I didn’t have any chives to make the chive oil, and J, with her horror of mushrooms, would have refused to eat it if I had included those.
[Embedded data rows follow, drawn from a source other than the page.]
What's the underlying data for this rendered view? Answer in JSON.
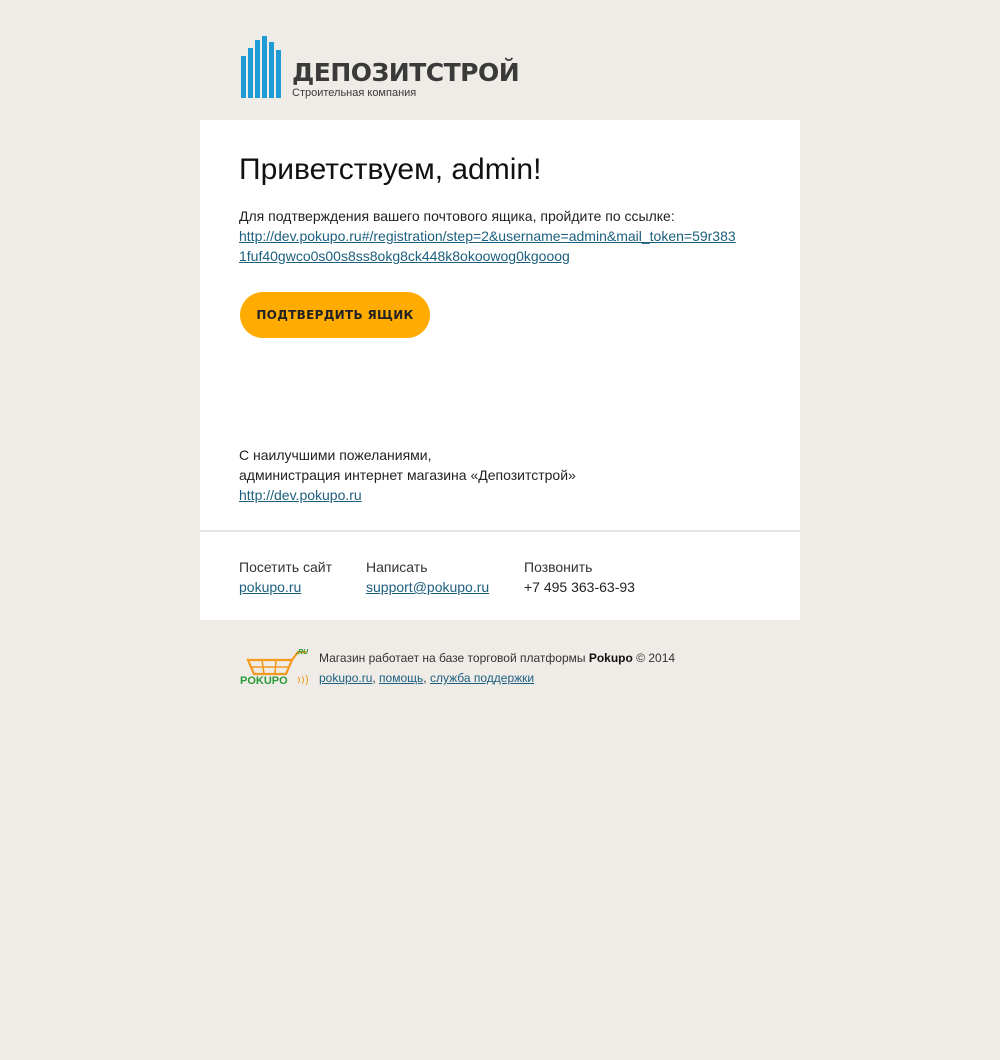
{
  "header": {
    "brand_name": "ДЕПОЗИТСТРОЙ",
    "brand_tagline": "Строительная компания",
    "brand_color": "#1e9ad4"
  },
  "message": {
    "greeting": "Приветствуем, admin!",
    "intro_text": "Для подтверждения вашего почтового ящика, пройдите по ссылке:",
    "confirm_link": "http://dev.pokupo.ru#/registration/step=2&username=admin&mail_token=59r3831fuf40gwco0s00s8ss8okg8ck448k8okoowog0kgooog",
    "confirm_button": "ПОДТВЕРДИТЬ ЯЩИК",
    "button_color": "#ffab00"
  },
  "signature": {
    "line1": "С наилучшими пожеланиями,",
    "line2": "администрация интернет магазина «Депозитстрой»",
    "link": "http://dev.pokupo.ru"
  },
  "contacts": {
    "visit": {
      "label": "Посетить сайт",
      "value": "pokupo.ru"
    },
    "write": {
      "label": "Написать",
      "value": "support@pokupo.ru"
    },
    "call": {
      "label": "Позвонить",
      "value": "+7 495 363-63-93"
    }
  },
  "footer": {
    "logo_text": "POKUPO",
    "logo_suffix": ".RU",
    "platform_text": "Магазин работает на базе торговой платформы",
    "platform_name": "Pokupo",
    "copyright": "© 2014",
    "links": [
      "pokupo.ru",
      "помощь",
      "служба поддержки"
    ]
  },
  "link_color": "#1c5f7f"
}
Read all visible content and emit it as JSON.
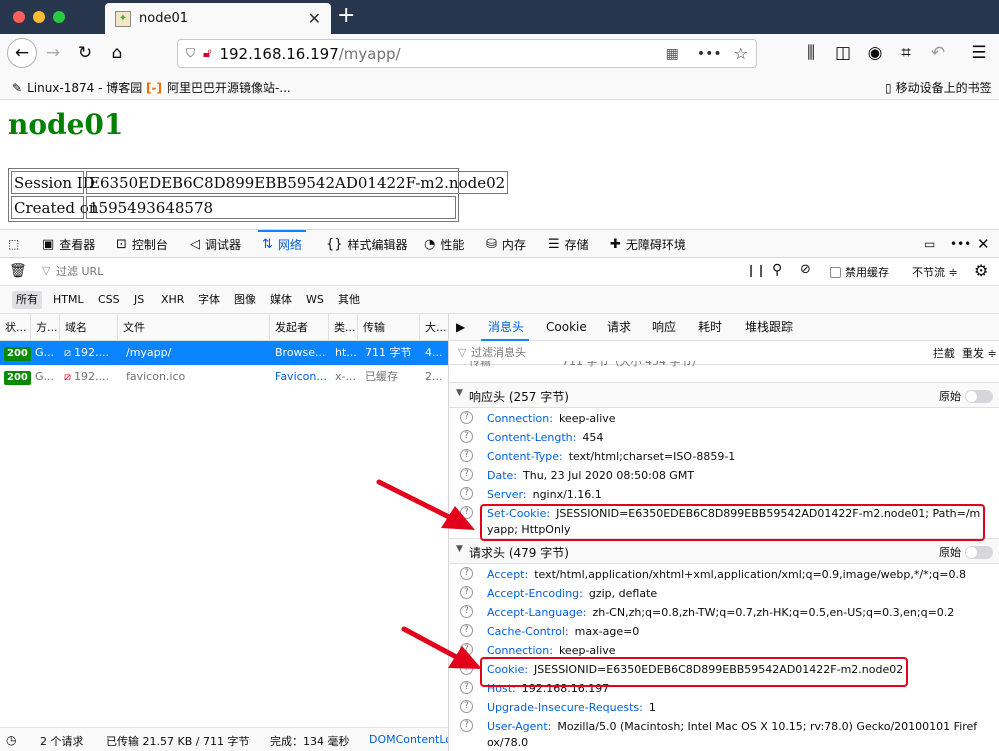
{
  "browser": {
    "tab_title": "node01",
    "url_host": "192.168.16.197",
    "url_path": "/myapp/",
    "bookmarks": [
      "Linux-1874 - 博客园",
      "阿里巴巴开源镜像站-..."
    ],
    "mobile_bookmarks": "移动设备上的书签"
  },
  "page": {
    "heading": "node01",
    "rows": [
      {
        "label": "Session ID",
        "value": "E6350EDEB6C8D899EBB59542AD01422F-m2.node02"
      },
      {
        "label": "Created on",
        "value": "1595493648578"
      }
    ]
  },
  "devtools": {
    "tabs": [
      "查看器",
      "控制台",
      "调试器",
      "网络",
      "样式编辑器",
      "性能",
      "内存",
      "存储",
      "无障碍环境"
    ],
    "filter_placeholder": "过滤 URL",
    "disable_cache": "禁用缓存",
    "throttle": "不节流 ≑",
    "types": [
      "所有",
      "HTML",
      "CSS",
      "JS",
      "XHR",
      "字体",
      "图像",
      "媒体",
      "WS",
      "其他"
    ],
    "columns": [
      "状...",
      "方...",
      "域名",
      "文件",
      "发起者",
      "类...",
      "传输",
      "大..."
    ],
    "requests": [
      {
        "status": "200",
        "method": "G...",
        "domain": "192....",
        "file": "/myapp/",
        "initiator": "Browse...",
        "type": "ht...",
        "transferred": "711 字节",
        "size": "4..."
      },
      {
        "status": "200",
        "method": "G...",
        "domain": "192....",
        "file": "favicon.ico",
        "initiator": "Favicon...",
        "type": "x-...",
        "transferred": "已缓存",
        "size": "2..."
      }
    ],
    "statusbar": {
      "requests": "2 个请求",
      "transferred": "已传输 21.57 KB / 711 字节",
      "finish": "完成：134 毫秒",
      "dcl": "DOMContentLo"
    },
    "side_tabs": [
      "消息头",
      "Cookie",
      "请求",
      "响应",
      "耗时",
      "堆栈跟踪"
    ],
    "side_filter_placeholder": "过滤消息头",
    "block": "拦截",
    "resend": "重发 ≑",
    "partial_line": "711 字节（大小 454 字节）",
    "partial_key": "传输",
    "response_section": "响应头 (257 字节)",
    "request_section": "请求头 (479 字节)",
    "raw": "原始",
    "response_headers": [
      {
        "k": "Connection:",
        "v": "keep-alive"
      },
      {
        "k": "Content-Length:",
        "v": "454"
      },
      {
        "k": "Content-Type:",
        "v": "text/html;charset=ISO-8859-1"
      },
      {
        "k": "Date:",
        "v": "Thu, 23 Jul 2020 08:50:08 GMT"
      },
      {
        "k": "Server:",
        "v": "nginx/1.16.1"
      },
      {
        "k": "Set-Cookie:",
        "v": "JSESSIONID=E6350EDEB6C8D899EBB59542AD01422F-m2.node01; Path=/myapp; HttpOnly"
      }
    ],
    "request_headers": [
      {
        "k": "Accept:",
        "v": "text/html,application/xhtml+xml,application/xml;q=0.9,image/webp,*/*;q=0.8"
      },
      {
        "k": "Accept-Encoding:",
        "v": "gzip, deflate"
      },
      {
        "k": "Accept-Language:",
        "v": "zh-CN,zh;q=0.8,zh-TW;q=0.7,zh-HK;q=0.5,en-US;q=0.3,en;q=0.2"
      },
      {
        "k": "Cache-Control:",
        "v": "max-age=0"
      },
      {
        "k": "Connection:",
        "v": "keep-alive"
      },
      {
        "k": "Cookie:",
        "v": "JSESSIONID=E6350EDEB6C8D899EBB59542AD01422F-m2.node02"
      },
      {
        "k": "Host:",
        "v": "192.168.16.197"
      },
      {
        "k": "Upgrade-Insecure-Requests:",
        "v": "1"
      },
      {
        "k": "User-Agent:",
        "v": "Mozilla/5.0 (Macintosh; Intel Mac OS X 10.15; rv:78.0) Gecko/20100101 Firefox/78.0"
      }
    ],
    "colors": {
      "accent": "#0a84ff",
      "highlight": "#e3001b",
      "status_ok": "#058b00"
    }
  }
}
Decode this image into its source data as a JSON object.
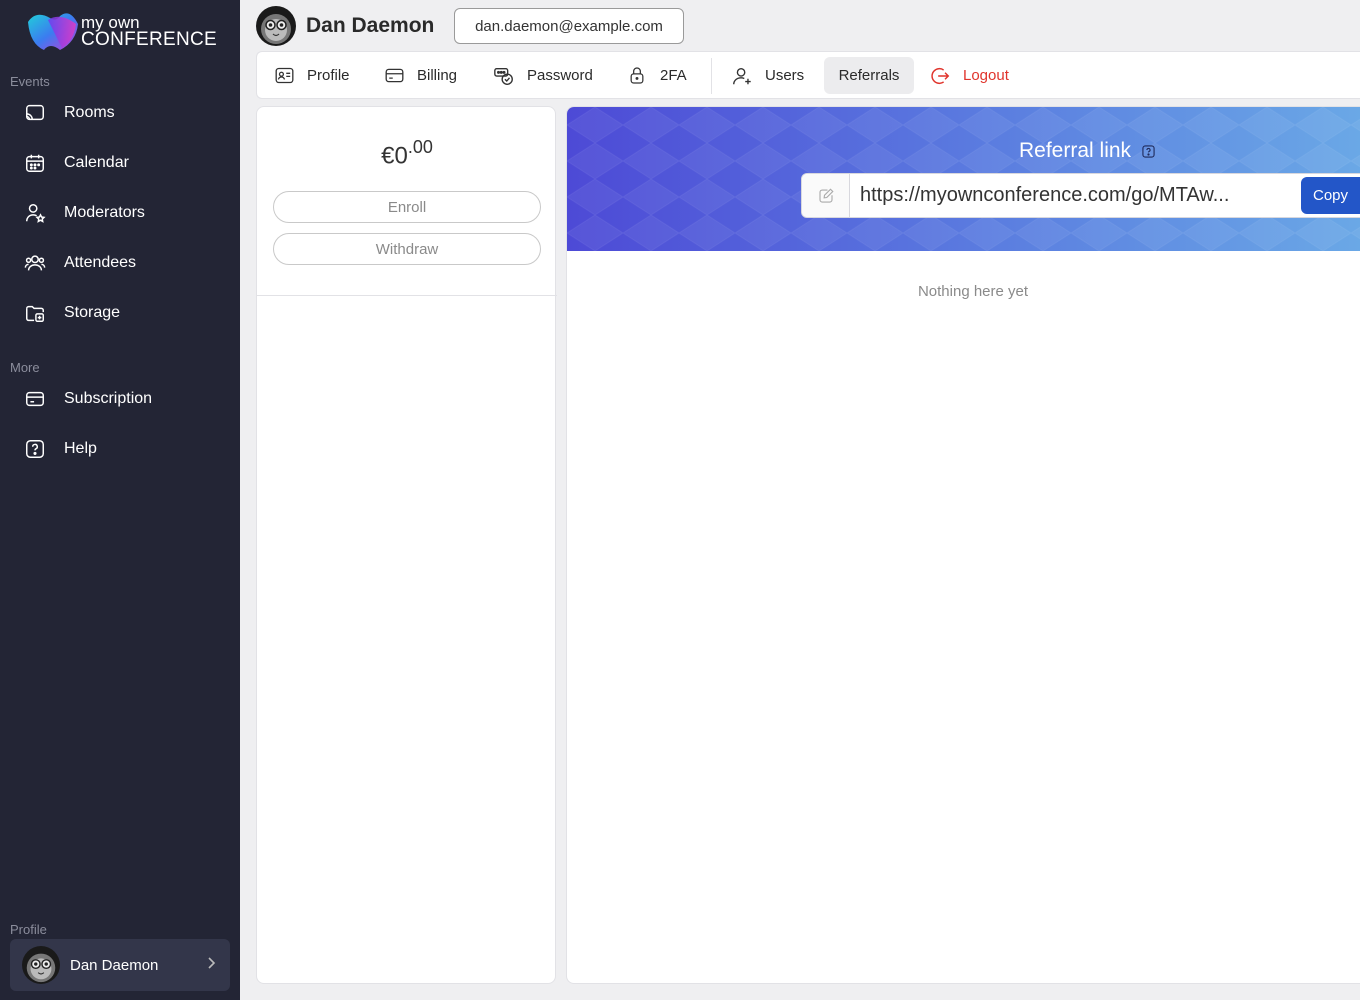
{
  "brand": {
    "line1": "my own",
    "line2": "CONFERENCE"
  },
  "sidebar": {
    "events_label": "Events",
    "events_items": [
      {
        "label": "Rooms",
        "icon": "cast-icon"
      },
      {
        "label": "Calendar",
        "icon": "calendar-icon"
      },
      {
        "label": "Moderators",
        "icon": "moderator-icon"
      },
      {
        "label": "Attendees",
        "icon": "attendees-icon"
      },
      {
        "label": "Storage",
        "icon": "folder-icon"
      }
    ],
    "more_label": "More",
    "more_items": [
      {
        "label": "Subscription",
        "icon": "card-icon"
      },
      {
        "label": "Help",
        "icon": "help-icon"
      }
    ],
    "profile_label": "Profile",
    "profile_name": "Dan Daemon"
  },
  "header": {
    "name": "Dan Daemon",
    "email": "dan.daemon@example.com"
  },
  "tabs": [
    {
      "label": "Profile",
      "icon": "id-card-icon"
    },
    {
      "label": "Billing",
      "icon": "wallet-icon"
    },
    {
      "label": "Password",
      "icon": "password-icon"
    },
    {
      "label": "2FA",
      "icon": "lock-icon"
    },
    {
      "label": "Users",
      "icon": "add-user-icon"
    },
    {
      "label": "Referrals",
      "icon": "",
      "active": true
    },
    {
      "label": "Logout",
      "icon": "logout-icon"
    }
  ],
  "balance": {
    "currency": "€",
    "whole": "0",
    "cents": ".00"
  },
  "buttons": {
    "enroll": "Enroll",
    "withdraw": "Withdraw"
  },
  "referral": {
    "title": "Referral link",
    "url": "https://myownconference.com/go/MTAw...",
    "copy": "Copy",
    "empty": "Nothing here yet"
  },
  "colors": {
    "sidebar_bg": "#232535",
    "accent": "#2356c8",
    "logout": "#e0342c"
  }
}
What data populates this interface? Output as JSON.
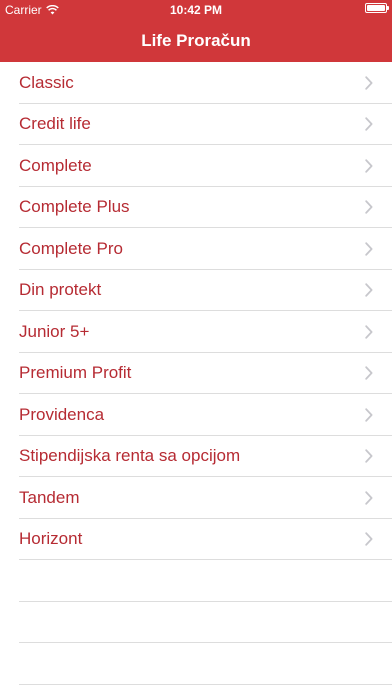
{
  "status_bar": {
    "carrier": "Carrier",
    "time": "10:42 PM",
    "wifi_icon": "wifi-icon",
    "battery_icon": "battery-icon",
    "battery_level": 1.0
  },
  "nav": {
    "title": "Life Proračun"
  },
  "colors": {
    "bar": "#d0373a",
    "label": "#b62b33",
    "separator": "#dddddd",
    "chevron": "#c7c7cc"
  },
  "list": {
    "items": [
      {
        "label": "Classic"
      },
      {
        "label": "Credit life"
      },
      {
        "label": "Complete"
      },
      {
        "label": "Complete Plus"
      },
      {
        "label": "Complete Pro"
      },
      {
        "label": "Din protekt"
      },
      {
        "label": "Junior 5+"
      },
      {
        "label": "Premium Profit"
      },
      {
        "label": "Providenca"
      },
      {
        "label": "Stipendijska renta sa opcijom"
      },
      {
        "label": "Tandem"
      },
      {
        "label": "Horizont"
      }
    ],
    "chevron_icon": "chevron-right-icon"
  }
}
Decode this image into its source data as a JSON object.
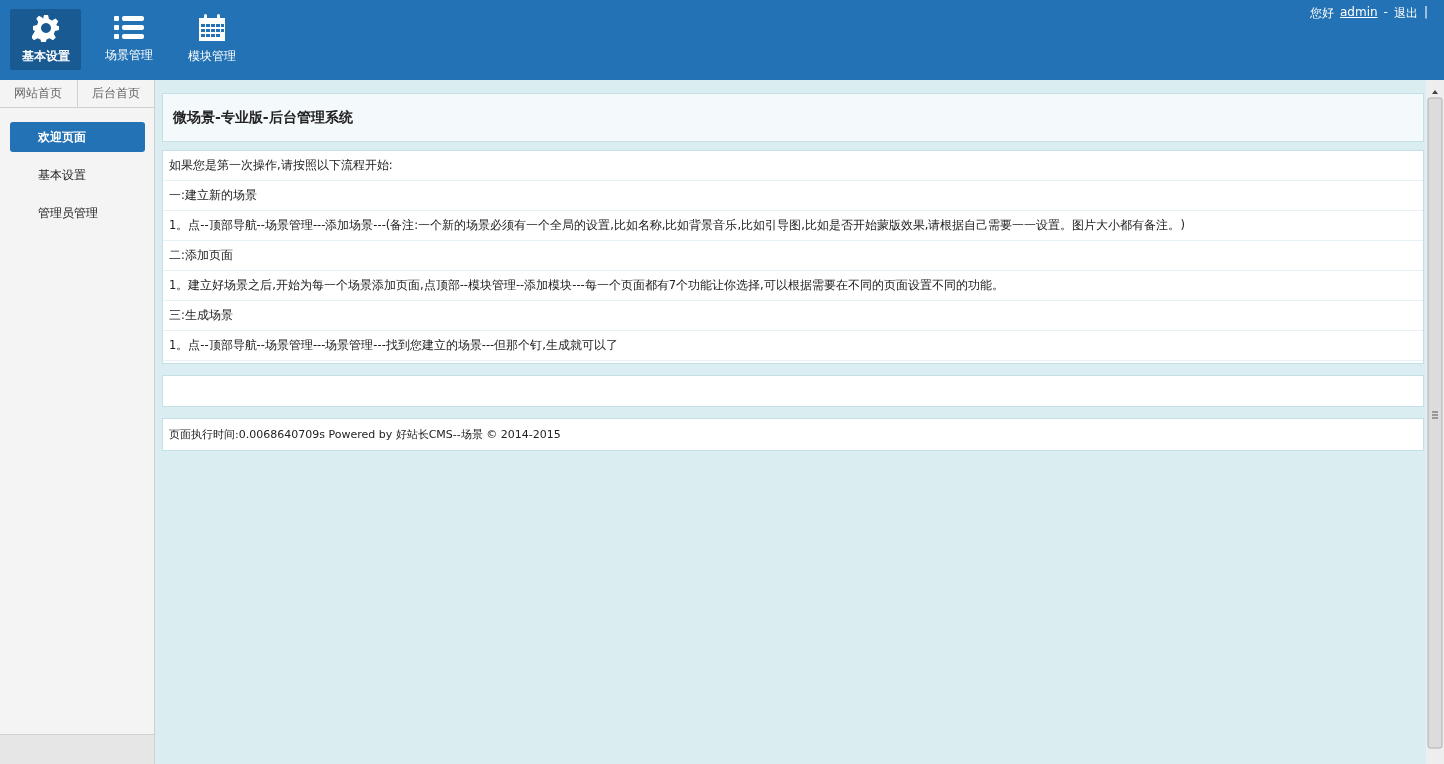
{
  "top_nav": [
    {
      "label": "基本设置",
      "selected": true
    },
    {
      "label": "场景管理",
      "selected": false
    },
    {
      "label": "模块管理",
      "selected": false
    }
  ],
  "user_bar": {
    "greeting": "您好",
    "username": "admin",
    "separator": "-",
    "logout": "退出",
    "trailer": "|"
  },
  "sidebar": {
    "tabs": [
      {
        "label": "网站首页"
      },
      {
        "label": "后台首页"
      }
    ],
    "items": [
      {
        "label": "欢迎页面",
        "selected": true
      },
      {
        "label": "基本设置",
        "selected": false
      },
      {
        "label": "管理员管理",
        "selected": false
      }
    ]
  },
  "main": {
    "title": "微场景-专业版-后台管理系统",
    "lines": [
      "如果您是第一次操作,请按照以下流程开始:",
      "一:建立新的场景",
      "1。点--顶部导航--场景管理---添加场景---(备注:一个新的场景必须有一个全局的设置,比如名称,比如背景音乐,比如引导图,比如是否开始蒙版效果,请根据自己需要一一设置。图片大小都有备注。)",
      "二:添加页面",
      "1。建立好场景之后,开始为每一个场景添加页面,点顶部--模块管理--添加模块---每一个页面都有7个功能让你选择,可以根据需要在不同的页面设置不同的功能。",
      "三:生成场景",
      "1。点--顶部导航--场景管理---场景管理---找到您建立的场景---但那个钉,生成就可以了"
    ],
    "footer": "页面执行时间:0.0068640709s Powered by 好站长CMS--场景 © 2014-2015"
  }
}
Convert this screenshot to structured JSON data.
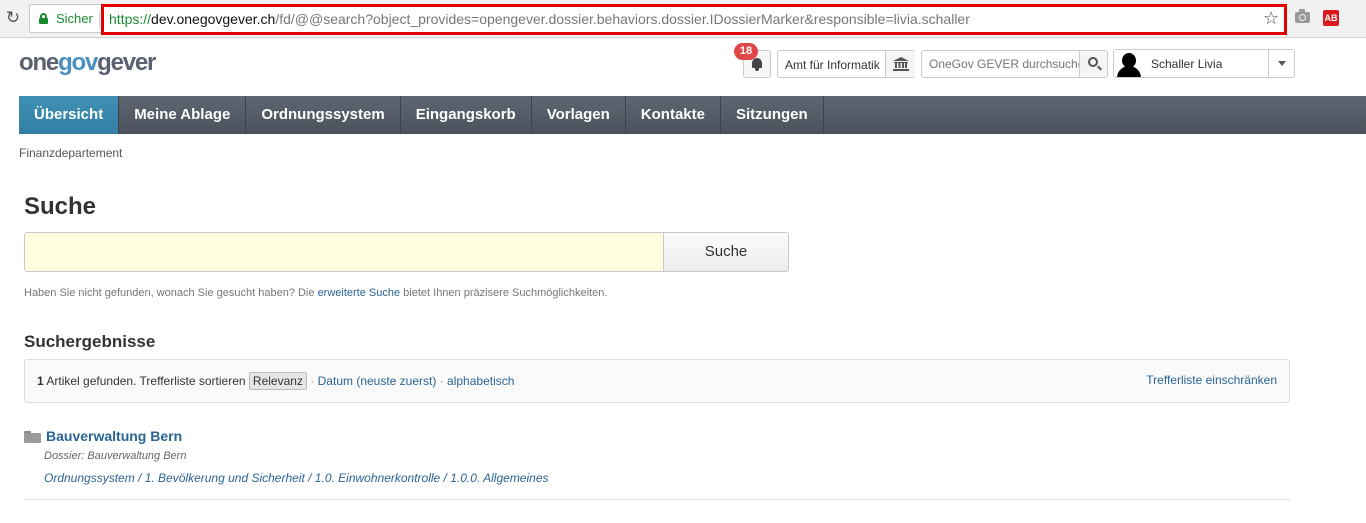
{
  "browser": {
    "secure_label": "Sicher",
    "url_scheme": "https://",
    "url_host": "dev.onegovgever.ch",
    "url_path": "/fd/@@search?object_provides=opengever.dossier.behaviors.dossier.IDossierMarker&responsible=livia.schaller",
    "extension_label": "AB"
  },
  "header": {
    "logo_part1": "one",
    "logo_part2": "gov",
    "logo_part3": "gever",
    "notification_count": "18",
    "org_unit": "Amt für Informatik",
    "search_placeholder": "OneGov GEVER durchsuchen",
    "user_name": "Schaller Livia"
  },
  "nav": {
    "items": [
      "Übersicht",
      "Meine Ablage",
      "Ordnungssystem",
      "Eingangskorb",
      "Vorlagen",
      "Kontakte",
      "Sitzungen"
    ]
  },
  "breadcrumb": "Finanzdepartement",
  "search": {
    "heading": "Suche",
    "query": "",
    "button": "Suche",
    "hint_before": "Haben Sie nicht gefunden, wonach Sie gesucht haben? Die",
    "hint_link": "erweiterte Suche",
    "hint_after": "bietet Ihnen präzisere Suchmöglichkeiten."
  },
  "results": {
    "heading": "Suchergebnisse",
    "count": "1",
    "count_text": "Artikel gefunden. Trefferliste sortieren",
    "sort_relevance": "Relevanz",
    "sort_date": "Datum (neuste zuerst)",
    "sort_alpha": "alphabetisch",
    "separator": "·",
    "filter_link": "Trefferliste einschränken",
    "items": [
      {
        "title": "Bauverwaltung Bern",
        "subtitle": "Dossier: Bauverwaltung Bern",
        "path": "Ordnungssystem / 1. Bevölkerung und Sicherheit / 1.0. Einwohnerkontrolle / 1.0.0. Allgemeines"
      }
    ]
  },
  "colors": {
    "nav_active": "#3a88ad",
    "nav_bg": "#555c66",
    "link": "#2a6496",
    "url_highlight": "#e00000",
    "search_field_bg": "#fefde0",
    "badge": "#e04848"
  }
}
So I couldn’t recreate the soup I linked to above.

So I decided to attempt to re-create the creamy garlicky soup that we used to eat way back then, just using more Paleo-friendly ingredients.

The watercress was a bit of an afterthought – I saw it in the fridge while rummaging for ingredients and decided to use it on a whim.  Our original soup was garlic, onions, leeks and thickened with potato.  Obviously I was not going to use potato to thicken an AIP soup, so I substituted cauliflower.  And I used coconut milk in place of the cows milk that I would have used back in Leeds.

That resulted in the following recipe, which was delicious.

Garlic, Leek and Watercress soup

Serves 6 with leftovers for the next day


1 tbsp fat of your choice (I used coconut oil)

1 onion – chopped

1 leek – chopped (wash the leek well, they often have grit trapped in the layers.  Gritty soup is not pleasant!)

2 whole bulbs of garlic (around 15-20 cloves) – crushed

1 bunch green onions – chopped

1/2 head of cauliflower – chopped

1 1/2 jars bone broth (this was a chicken bone broth made from a leftover chicken carcass)

1 tsp fresh thyme – chopped

1 tsp fresh sage – chopped

1 tbsp fresh parsley – chopped

salt to taste

1 bunch watercress – chopped

1 can coconut milk (make sure it does not contain any non-AIP ingredients – read the label.  You want a can that only contains coconut and water).

Melt the fat in the largest pot you own…  Add the onion and leek and cook gently for 3-5 minutes until the onion is soft and translucent – you want the heat to be no more than medium.

The throw in the garlic, green onions and cauliflower.  Toss it all around for a couple of minutes and tip in the bone broth.  Season to taste, but remember it will reduce slightly so don’t add too much salt.

Add the fresh herbs (back in Leeds I would have used a tsp or two of mixed dried herbs – I didn’t have the luxury of having fresh herbs growing in the garden!).

Let it all simmer gently for 20-30 minutes until everything is soft.

Add the watercress and the coconut milk and blitz with a stick-blender until it is all smooth.

Reheat gently and check the seasoning.

And serve at once.

This soup is great hot, and is also very good cold, but because of the huge amounts of garlic I don’t think I could get away with eating it at work…  no one wants a massage therapist with garlic breath!

Shared at Paleo AIP Recipe Roundtable #22

Cauliflower and Spinach Soup

I used the last of the ham stock I had that was leftover from the boiled ham that I cooked the other week to make a wonderful soup for lunch.

Cauliflower and Spinach Soup

serves 6


1 tbsp fat of your choice – I used some bacon fat that I had saved

1 onion – chopped

2 sticks celery – chopped

3 cloves garlic – crushed

1 head of cauliflower – broken into florets

1 1/2 mason jars ham stock (you can use any stock you happen to have – chicken would be good)

2-3 cups spinach leaves

1/2 can coconut milk

1/4 tsp nutmeg (the secret ingredient)

sea salt and freshly ground black pepper to taste


Melt the fat in a large pan and add the chopped onion and celery.  Cook slowly until the onion has softened.

Toss in the garlic and cook for a few seconds, then add the cauliflower and stock.

Simmer gently for around half and hour until the cauliflower is very tender.

Toss in the spinach and allow to wilt.  Then add the coconut milk, nutmeg and season with salt and pepper.

Blend until smooth using a stick blender.

This is very good hot, but is also good cold, which makes it a good soup for me to take to work – I have access to a fridge but not to a microwave or any other means of heating it up.  When I take soups to work for my lunch I usually take them in a wide-mouthed mason jar.  That means I can eat them right out of the jar.